We’re continuing to feature digital versions for board games in our countdown. We’ve been platform agnostic, playing games on Tabletopia, Tabletop Simulator, and from app stores. We’ve dabbled a bit in Board Game Arena, but haven’t featured any games from there. There’s also a newer contender called Tabletop Playground. As much as we like board games, it’s hard to justify buying yet another digital board game platform.

Games Featured:

Sometimes in Tabletop Simulator after playing a game, we load mods just to see how the game and components look. Both Thanos Rising and Star Wars Rebellion were impressive, though we have yet to play either one. We haven’t played Are You A Human? either. The presentation on Tabletopia is excellent, but we are unlikely to play a memory game.

6 Nimmit!, Onirim, Cat Lady and Splendor are all apps that we own, though the Tabletop versions of the latter two were used for the countdown. We’d recommend any and all of these, as they are easy to learn and a great way to get familiar with playing analog games in digital form. If you’re new to playing online, tacking something like Scythe can be a bit intimidating (but certainly worth the challenge).

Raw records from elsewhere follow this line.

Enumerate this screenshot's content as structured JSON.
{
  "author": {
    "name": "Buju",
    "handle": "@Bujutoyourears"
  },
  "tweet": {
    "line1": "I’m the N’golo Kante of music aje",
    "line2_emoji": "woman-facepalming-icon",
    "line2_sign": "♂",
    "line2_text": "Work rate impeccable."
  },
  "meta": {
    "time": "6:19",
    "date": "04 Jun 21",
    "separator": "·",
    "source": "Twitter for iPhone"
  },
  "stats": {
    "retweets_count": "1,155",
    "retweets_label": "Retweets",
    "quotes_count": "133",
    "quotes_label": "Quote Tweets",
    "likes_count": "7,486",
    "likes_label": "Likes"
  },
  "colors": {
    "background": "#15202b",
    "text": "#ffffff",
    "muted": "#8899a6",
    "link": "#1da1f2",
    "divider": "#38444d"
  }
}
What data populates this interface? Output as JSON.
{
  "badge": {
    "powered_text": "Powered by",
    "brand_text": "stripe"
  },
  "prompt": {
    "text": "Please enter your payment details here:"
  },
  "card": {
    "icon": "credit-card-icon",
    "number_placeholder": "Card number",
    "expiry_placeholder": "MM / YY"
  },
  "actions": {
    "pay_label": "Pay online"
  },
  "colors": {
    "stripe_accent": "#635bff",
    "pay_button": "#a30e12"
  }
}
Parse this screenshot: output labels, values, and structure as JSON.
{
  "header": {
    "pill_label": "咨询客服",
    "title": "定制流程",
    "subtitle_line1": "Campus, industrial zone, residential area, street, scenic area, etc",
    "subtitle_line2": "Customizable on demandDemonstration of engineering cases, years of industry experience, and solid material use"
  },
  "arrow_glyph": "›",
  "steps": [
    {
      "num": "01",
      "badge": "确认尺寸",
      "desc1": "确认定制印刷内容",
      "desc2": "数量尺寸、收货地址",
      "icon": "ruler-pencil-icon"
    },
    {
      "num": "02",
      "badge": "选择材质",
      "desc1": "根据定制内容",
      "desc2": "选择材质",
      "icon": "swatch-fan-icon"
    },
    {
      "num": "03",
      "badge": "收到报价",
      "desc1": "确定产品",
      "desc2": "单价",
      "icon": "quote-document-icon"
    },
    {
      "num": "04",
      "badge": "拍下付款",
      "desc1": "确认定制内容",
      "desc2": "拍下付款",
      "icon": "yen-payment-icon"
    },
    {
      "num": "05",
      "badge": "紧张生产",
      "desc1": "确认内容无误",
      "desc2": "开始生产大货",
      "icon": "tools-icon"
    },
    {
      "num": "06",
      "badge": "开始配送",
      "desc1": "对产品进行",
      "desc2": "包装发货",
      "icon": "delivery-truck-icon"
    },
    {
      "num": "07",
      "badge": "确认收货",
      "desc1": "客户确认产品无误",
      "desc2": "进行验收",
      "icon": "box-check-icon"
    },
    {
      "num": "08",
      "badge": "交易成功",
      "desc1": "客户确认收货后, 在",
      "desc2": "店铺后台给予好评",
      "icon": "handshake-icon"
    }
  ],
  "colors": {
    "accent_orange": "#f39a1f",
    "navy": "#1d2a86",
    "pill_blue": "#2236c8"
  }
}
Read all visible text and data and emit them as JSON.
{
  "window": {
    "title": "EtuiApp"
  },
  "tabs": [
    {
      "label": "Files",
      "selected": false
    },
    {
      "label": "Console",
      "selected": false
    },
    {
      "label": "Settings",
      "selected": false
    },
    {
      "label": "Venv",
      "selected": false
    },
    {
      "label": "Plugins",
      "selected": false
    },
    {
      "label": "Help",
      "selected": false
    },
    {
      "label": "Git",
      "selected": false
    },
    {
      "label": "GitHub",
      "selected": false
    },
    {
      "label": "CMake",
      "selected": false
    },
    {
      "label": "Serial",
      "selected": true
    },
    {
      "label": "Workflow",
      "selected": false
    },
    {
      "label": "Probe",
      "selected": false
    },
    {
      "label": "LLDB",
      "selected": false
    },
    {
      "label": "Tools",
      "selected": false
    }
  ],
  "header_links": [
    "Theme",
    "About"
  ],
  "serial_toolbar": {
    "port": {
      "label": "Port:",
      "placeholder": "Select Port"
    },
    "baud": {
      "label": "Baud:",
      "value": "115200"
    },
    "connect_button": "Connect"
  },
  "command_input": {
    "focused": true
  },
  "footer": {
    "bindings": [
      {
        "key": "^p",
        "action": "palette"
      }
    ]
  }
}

That leave us with Quartz and Explorers of the North Sea, two games that we hope will become standalone apps in the future. There is already a Raiders of the North Sea app by Dire wolf Digital, and we hope they continue making digital version of the North Sea Trilogy. Explorers is available on both Tabletopia and Tabletop Simulator, but each one is less than perfect. Even though we struggled a bit with the pieces staying where they should, we had a great time playing and think that it could be quite fast in person. We didn’t all love Quartz, but it’s a decent push-your-luck game. We think we’d like the game a bit better with some balancing elements, and may try to create some sort of variant if we play again.